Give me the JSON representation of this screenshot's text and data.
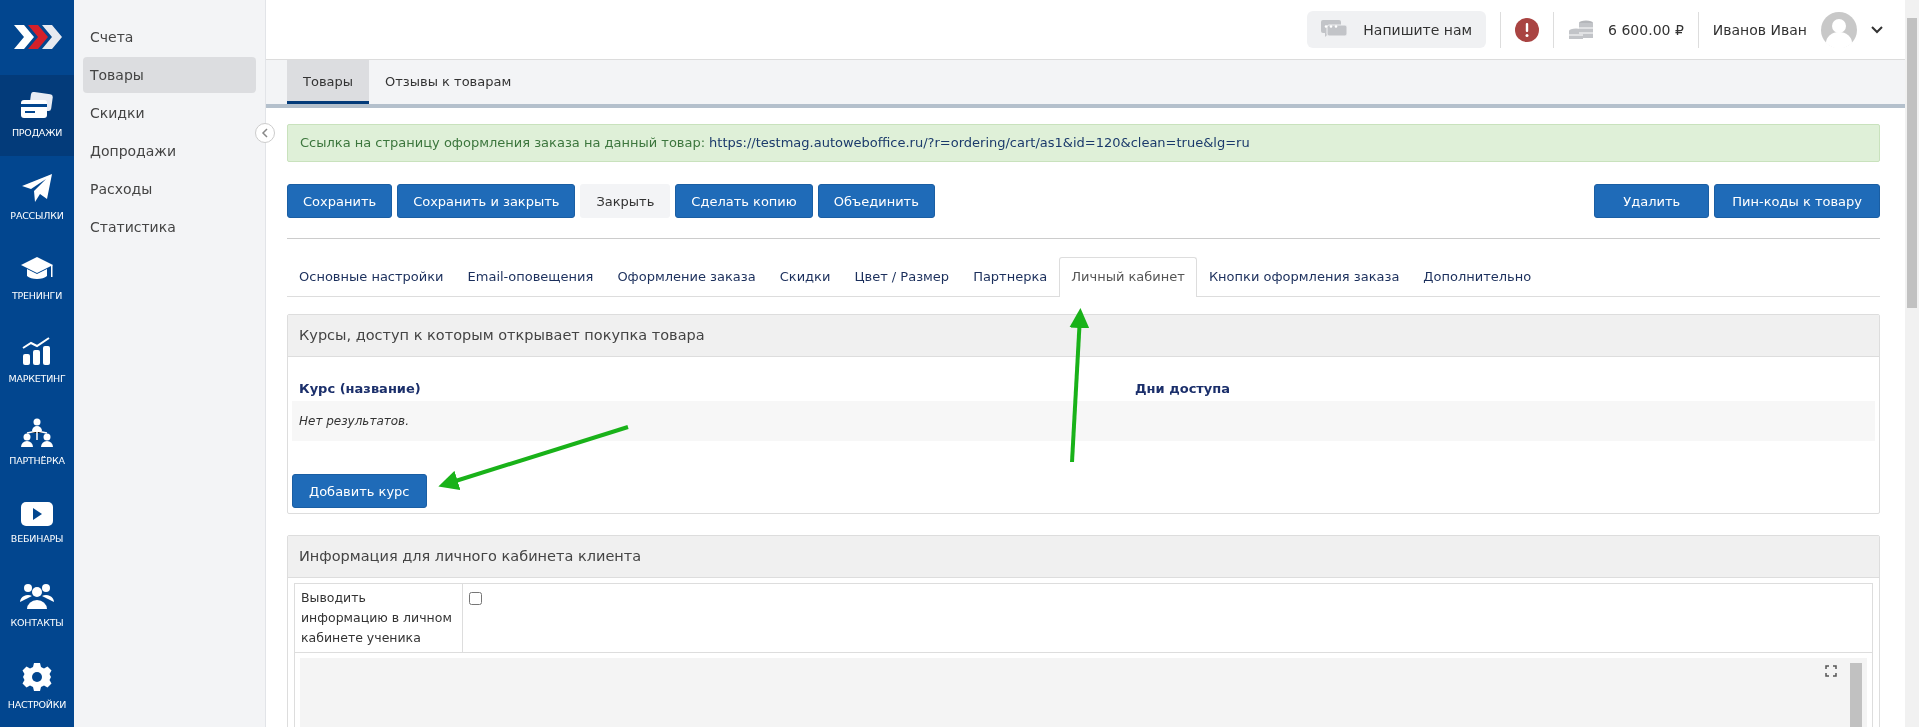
{
  "rail": [
    {
      "label": "ПРОДАЖИ",
      "kind": "card",
      "selected": true
    },
    {
      "label": "РАССЫЛКИ",
      "kind": "plane",
      "selected": false
    },
    {
      "label": "ТРЕНИНГИ",
      "kind": "cap",
      "selected": false
    },
    {
      "label": "МАРКЕТИНГ",
      "kind": "chart",
      "selected": false
    },
    {
      "label": "ПАРТНЁРКА",
      "kind": "tree",
      "selected": false
    },
    {
      "label": "ВЕБИНАРЫ",
      "kind": "play",
      "selected": false
    },
    {
      "label": "КОНТАКТЫ",
      "kind": "group",
      "selected": false
    },
    {
      "label": "НАСТРОЙКИ",
      "kind": "gear",
      "selected": false
    }
  ],
  "submenu": [
    {
      "label": "Счета",
      "selected": false
    },
    {
      "label": "Товары",
      "selected": true
    },
    {
      "label": "Скидки",
      "selected": false
    },
    {
      "label": "Допродажи",
      "selected": false
    },
    {
      "label": "Расходы",
      "selected": false
    },
    {
      "label": "Статистика",
      "selected": false
    }
  ],
  "topbar": {
    "chat_button": "Напишите нам",
    "balance": "6 600.00 ₽",
    "user": "Иванов Иван"
  },
  "page_tabs": [
    {
      "label": "Товары",
      "selected": true
    },
    {
      "label": "Отзывы к товарам",
      "selected": false
    }
  ],
  "alert": {
    "text": "Ссылка на страницу оформления заказа на данный товар:",
    "link": "https://testmag.autoweboffice.ru/?r=ordering/cart/as1&id=120&clean=true&lg=ru"
  },
  "actions_left": [
    {
      "label": "Сохранить",
      "kind": "primary"
    },
    {
      "label": "Сохранить и закрыть",
      "kind": "primary"
    },
    {
      "label": "Закрыть",
      "kind": "plain"
    },
    {
      "label": "Сделать копию",
      "kind": "primary"
    },
    {
      "label": "Объединить",
      "kind": "primary"
    }
  ],
  "actions_right": [
    {
      "label": "Удалить",
      "kind": "primary"
    },
    {
      "label": "Пин-коды к товару",
      "kind": "primary"
    }
  ],
  "section_tabs": [
    {
      "label": "Основные настройки",
      "selected": false
    },
    {
      "label": "Email-оповещения",
      "selected": false
    },
    {
      "label": "Оформление заказа",
      "selected": false
    },
    {
      "label": "Скидки",
      "selected": false
    },
    {
      "label": "Цвет / Размер",
      "selected": false
    },
    {
      "label": "Партнерка",
      "selected": false
    },
    {
      "label": "Личный кабинет",
      "selected": true
    },
    {
      "label": "Кнопки оформления заказа",
      "selected": false
    },
    {
      "label": "Дополнительно",
      "selected": false
    }
  ],
  "courses_panel": {
    "title": "Курсы, доступ к которым открывает покупка товара",
    "columns": [
      "Курс (название)",
      "Дни доступа"
    ],
    "empty_text": "Нет результатов.",
    "add_button": "Добавить курс"
  },
  "info_panel": {
    "title": "Информация для личного кабинета клиента",
    "field_label": "Выводить информацию в личном кабинете ученика",
    "checked": false
  }
}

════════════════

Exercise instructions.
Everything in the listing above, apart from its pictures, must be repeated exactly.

Written response.
Give me the JSON representation of this screenshot's text and data.
{
  "rail": [
    {
      "label": "ПРОДАЖИ",
      "kind": "card",
      "selected": true
    },
    {
      "label": "РАССЫЛКИ",
      "kind": "plane",
      "selected": false
    },
    {
      "label": "ТРЕНИНГИ",
      "kind": "cap",
      "selected": false
    },
    {
      "label": "МАРКЕТИНГ",
      "kind": "chart",
      "selected": false
    },
    {
      "label": "ПАРТНЁРКА",
      "kind": "tree",
      "selected": false
    },
    {
      "label": "ВЕБИНАРЫ",
      "kind": "play",
      "selected": false
    },
    {
      "label": "КОНТАКТЫ",
      "kind": "group",
      "selected": false
    },
    {
      "label": "НАСТРОЙКИ",
      "kind": "gear",
      "selected": false
    }
  ],
  "submenu": [
    {
      "label": "Счета",
      "selected": false
    },
    {
      "label": "Товары",
      "selected": true
    },
    {
      "label": "Скидки",
      "selected": false
    },
    {
      "label": "Допродажи",
      "selected": false
    },
    {
      "label": "Расходы",
      "selected": false
    },
    {
      "label": "Статистика",
      "selected": false
    }
  ],
  "topbar": {
    "chat_button": "Напишите нам",
    "balance": "6 600.00 ₽",
    "user": "Иванов Иван"
  },
  "page_tabs": [
    {
      "label": "Товары",
      "selected": true
    },
    {
      "label": "Отзывы к товарам",
      "selected": false
    }
  ],
  "alert": {
    "text": "Ссылка на страницу оформления заказа на данный товар:",
    "link": "https://testmag.autoweboffice.ru/?r=ordering/cart/as1&id=120&clean=true&lg=ru"
  },
  "actions_left": [
    {
      "label": "Сохранить",
      "kind": "primary"
    },
    {
      "label": "Сохранить и закрыть",
      "kind": "primary"
    },
    {
      "label": "Закрыть",
      "kind": "plain"
    },
    {
      "label": "Сделать копию",
      "kind": "primary"
    },
    {
      "label": "Объединить",
      "kind": "primary"
    }
  ],
  "actions_right": [
    {
      "label": "Удалить",
      "kind": "primary"
    },
    {
      "label": "Пин-коды к товару",
      "kind": "primary"
    }
  ],
  "section_tabs": [
    {
      "label": "Основные настройки",
      "selected": false
    },
    {
      "label": "Email-оповещения",
      "selected": false
    },
    {
      "label": "Оформление заказа",
      "selected": false
    },
    {
      "label": "Скидки",
      "selected": false
    },
    {
      "label": "Цвет / Размер",
      "selected": false
    },
    {
      "label": "Партнерка",
      "selected": false
    },
    {
      "label": "Личный кабинет",
      "selected": true
    },
    {
      "label": "Кнопки оформления заказа",
      "selected": false
    },
    {
      "label": "Дополнительно",
      "selected": false
    }
  ],
  "courses_panel": {
    "title": "Курсы, доступ к которым открывает покупка товара",
    "columns": [
      "Курс (название)",
      "Дни доступа"
    ],
    "empty_text": "Нет результатов.",
    "add_button": "Добавить курс"
  },
  "info_panel": {
    "title": "Информация для личного кабинета клиента",
    "field_label": "Выводить информацию в личном кабинете ученика",
    "checked": false
  }
}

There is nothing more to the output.